Listed records:

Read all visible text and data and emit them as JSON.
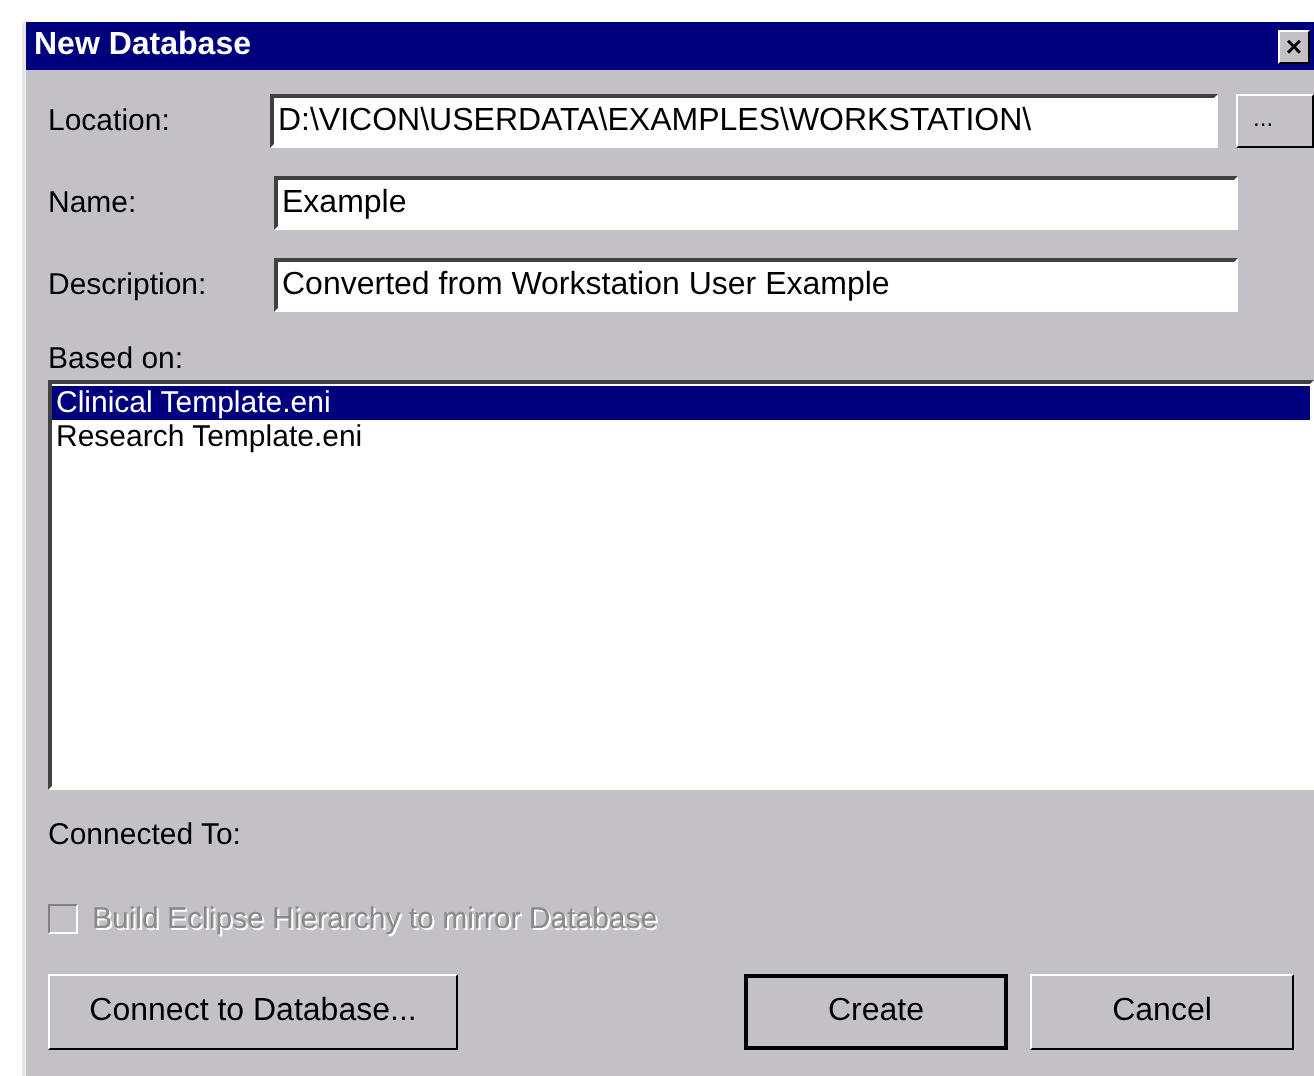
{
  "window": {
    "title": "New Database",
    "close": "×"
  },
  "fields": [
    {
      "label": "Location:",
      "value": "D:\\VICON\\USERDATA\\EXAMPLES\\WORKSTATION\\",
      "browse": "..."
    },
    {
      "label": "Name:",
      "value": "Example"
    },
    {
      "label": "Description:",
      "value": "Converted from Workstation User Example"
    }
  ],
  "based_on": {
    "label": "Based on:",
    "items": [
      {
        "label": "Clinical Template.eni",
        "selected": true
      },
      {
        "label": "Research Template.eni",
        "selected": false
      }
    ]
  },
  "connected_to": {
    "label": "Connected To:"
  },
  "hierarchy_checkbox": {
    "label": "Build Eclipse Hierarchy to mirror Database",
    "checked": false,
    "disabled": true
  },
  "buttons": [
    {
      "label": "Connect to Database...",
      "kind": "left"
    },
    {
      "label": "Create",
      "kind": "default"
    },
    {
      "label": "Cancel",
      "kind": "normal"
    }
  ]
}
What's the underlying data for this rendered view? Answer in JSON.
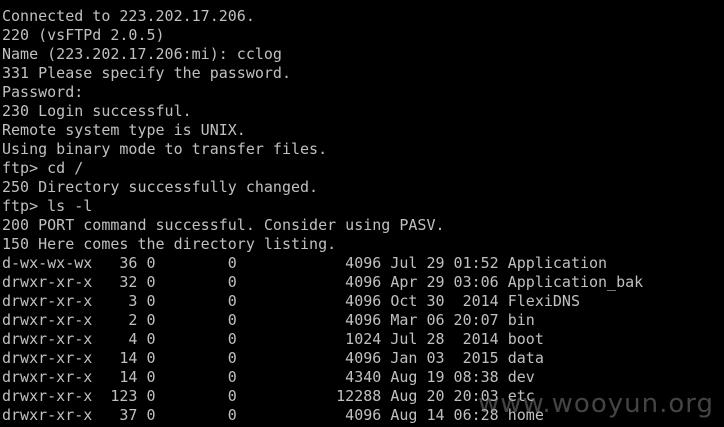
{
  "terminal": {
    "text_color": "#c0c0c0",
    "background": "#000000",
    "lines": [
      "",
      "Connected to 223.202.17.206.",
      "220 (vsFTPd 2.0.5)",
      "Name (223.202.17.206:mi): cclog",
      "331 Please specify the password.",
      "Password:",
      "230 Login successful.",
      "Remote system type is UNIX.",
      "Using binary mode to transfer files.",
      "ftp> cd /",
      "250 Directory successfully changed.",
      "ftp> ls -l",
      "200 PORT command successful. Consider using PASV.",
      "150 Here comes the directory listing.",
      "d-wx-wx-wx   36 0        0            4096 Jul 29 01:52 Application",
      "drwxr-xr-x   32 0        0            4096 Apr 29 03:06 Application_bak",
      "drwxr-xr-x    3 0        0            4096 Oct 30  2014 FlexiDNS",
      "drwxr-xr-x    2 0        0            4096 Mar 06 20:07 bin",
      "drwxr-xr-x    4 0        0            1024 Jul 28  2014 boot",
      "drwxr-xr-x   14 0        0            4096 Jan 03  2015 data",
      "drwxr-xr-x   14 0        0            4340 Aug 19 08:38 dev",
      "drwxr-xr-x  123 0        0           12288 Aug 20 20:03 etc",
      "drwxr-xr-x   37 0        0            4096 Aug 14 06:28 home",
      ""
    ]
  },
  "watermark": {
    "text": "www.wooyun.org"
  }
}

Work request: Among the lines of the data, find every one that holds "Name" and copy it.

Problem solution:
      "label": "Name:",
      "Name (223.202.17.206:mi): cclog",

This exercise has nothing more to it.